Keys to success in the global marketplace

An eagerness to immerse yourself in different cultures, a drive to be adventurous, and dedication to succeeding in a foreign environment are key elements in pursuing a career abroad, a panel of international business experts told a Lehigh networking gathering Wednesday.

Four panelists shared insight and advice with those attending Connecting Our Worlds, an event that brought together Lehigh students, alumni, Global Village members and alumni, and faculty. Hosted by Global Village for Future Leaders of Business and Industry, Career Services, the Professional Development Program and Graduate Business Programs, the event focused on how to navigate global assignments. 

The panelists were Richard Boocock, Vice President, Global Operations of Air Products and Chemicals, Inc.; Sandi Klose, Global Head of Investment Banking Operations and Specialty Solutions for Thomson Reuters; Steve Luken ’82, National Managing Principal, Advisory Services of Grant Thornton, LLP; and Ylber Dauti, founder of The Dauti Law Firm, P.C.

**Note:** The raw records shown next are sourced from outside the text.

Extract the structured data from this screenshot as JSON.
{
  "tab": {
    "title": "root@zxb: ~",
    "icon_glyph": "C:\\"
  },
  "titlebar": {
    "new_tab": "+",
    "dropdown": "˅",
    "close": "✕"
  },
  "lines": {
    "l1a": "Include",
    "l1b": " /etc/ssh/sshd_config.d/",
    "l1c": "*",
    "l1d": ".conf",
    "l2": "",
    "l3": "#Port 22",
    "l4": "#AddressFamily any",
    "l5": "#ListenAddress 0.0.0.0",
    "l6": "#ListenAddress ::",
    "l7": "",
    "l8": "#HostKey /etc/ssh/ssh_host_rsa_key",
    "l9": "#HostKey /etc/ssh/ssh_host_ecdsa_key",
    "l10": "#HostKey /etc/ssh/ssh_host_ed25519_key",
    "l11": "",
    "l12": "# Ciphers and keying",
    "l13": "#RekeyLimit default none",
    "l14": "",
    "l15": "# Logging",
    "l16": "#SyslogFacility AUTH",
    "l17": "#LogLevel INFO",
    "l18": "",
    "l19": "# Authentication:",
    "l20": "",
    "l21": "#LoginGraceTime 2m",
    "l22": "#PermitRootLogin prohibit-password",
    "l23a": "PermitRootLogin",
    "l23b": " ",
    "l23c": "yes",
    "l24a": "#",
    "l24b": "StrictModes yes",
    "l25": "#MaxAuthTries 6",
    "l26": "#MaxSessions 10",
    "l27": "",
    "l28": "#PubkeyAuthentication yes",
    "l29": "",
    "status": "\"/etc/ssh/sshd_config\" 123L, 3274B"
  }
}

Each of the panelists discussed their own personal global experiences, as well as the many skill sets that led them to success in the global sphere.

The Global Village, run by the Iacocca Institute under Dick Brandt, offers students from around the world a chance to immerse themselves in a six-week leadership and cross-cultural training program that will help prepare them to work in a globalized society.  The program was founded by Lee Iacocca ’45, in 1997, and continues to grow. 

Dauti said that Global Village is a great place to meet people, such as business executives, with corporation branches overseas. “You need to establish contacts with people. That’s the first step to getting a job overseas,” he said.

The panelists stressed that professionals who work abroad should immerse themselves in the country’s culture and learn to respect its diverse values. Brandt said it is extremely important for people to demonstrate charisma and character, while also bringing communication and team building skills to the forefront. 

Panelists also emphasized the skill sets that are necessary to navigate international mine fields, the importance of ethics, and the ability to deal with family and personal issues that arise while working as a professional abroad.

Boocock said when pursuing a career in the global marketplace, having a sense of adventure is very important, as well as an interest in trying something new and being open to new opportunities.

The panelists agreed with Brandt about the importance of team building and communication skills. They said global teams are best made up of people with diverse skill sets that complement each other. In order to be successful, you must be willing to accept both the culture of the country you are working in, along with the cultures of the countries your fellow workers come from.

Along with the panel discussion at Connecting Our Worlds, introductory speeches were given by Paul Brockman, who holds a Perella Chair in Finance and serves as co-chair of the College of Business and Economics Globalization Steering Committee, and Brandt.  Closing remarks were made by Brandon Gallagher, a current Lehigh MBA student.